WORK ITEM »
Copy all lines of the listing that include the string "location".

RECORDS FOR THE TASK »
▬▬▬
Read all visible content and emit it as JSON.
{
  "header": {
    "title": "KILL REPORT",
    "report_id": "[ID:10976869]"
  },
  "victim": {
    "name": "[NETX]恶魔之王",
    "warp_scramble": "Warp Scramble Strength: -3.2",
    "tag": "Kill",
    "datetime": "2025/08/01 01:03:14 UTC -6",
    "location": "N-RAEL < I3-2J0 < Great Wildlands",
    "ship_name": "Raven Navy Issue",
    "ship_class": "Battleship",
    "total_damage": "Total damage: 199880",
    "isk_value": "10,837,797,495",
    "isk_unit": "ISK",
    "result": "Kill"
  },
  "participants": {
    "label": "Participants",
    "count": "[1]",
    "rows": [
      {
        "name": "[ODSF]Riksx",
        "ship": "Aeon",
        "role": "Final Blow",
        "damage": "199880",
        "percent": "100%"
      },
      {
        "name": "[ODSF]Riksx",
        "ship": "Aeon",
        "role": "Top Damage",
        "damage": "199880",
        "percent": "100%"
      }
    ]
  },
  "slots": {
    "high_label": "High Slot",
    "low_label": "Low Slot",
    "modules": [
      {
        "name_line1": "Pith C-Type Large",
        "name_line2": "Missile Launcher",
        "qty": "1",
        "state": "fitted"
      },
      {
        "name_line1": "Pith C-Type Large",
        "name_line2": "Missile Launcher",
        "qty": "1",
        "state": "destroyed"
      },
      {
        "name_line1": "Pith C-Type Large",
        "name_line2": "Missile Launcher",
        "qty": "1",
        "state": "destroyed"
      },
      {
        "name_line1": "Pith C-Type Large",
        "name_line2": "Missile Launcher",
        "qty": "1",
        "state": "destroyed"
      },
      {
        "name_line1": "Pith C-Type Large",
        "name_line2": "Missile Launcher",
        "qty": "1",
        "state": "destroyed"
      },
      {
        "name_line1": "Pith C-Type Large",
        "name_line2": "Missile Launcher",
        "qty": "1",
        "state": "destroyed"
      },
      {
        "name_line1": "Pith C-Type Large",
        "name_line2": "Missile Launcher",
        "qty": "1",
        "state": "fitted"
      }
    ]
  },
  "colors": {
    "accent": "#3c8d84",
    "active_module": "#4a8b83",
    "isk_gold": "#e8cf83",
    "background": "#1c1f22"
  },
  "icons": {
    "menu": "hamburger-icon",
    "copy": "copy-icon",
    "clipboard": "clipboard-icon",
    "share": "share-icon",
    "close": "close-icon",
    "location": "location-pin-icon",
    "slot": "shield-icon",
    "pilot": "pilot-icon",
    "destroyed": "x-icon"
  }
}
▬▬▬
YOUR RESPONSE »
    "location": "N-RAEL < I3-2J0 < Great Wildlands",
    "location": "location-pin-icon",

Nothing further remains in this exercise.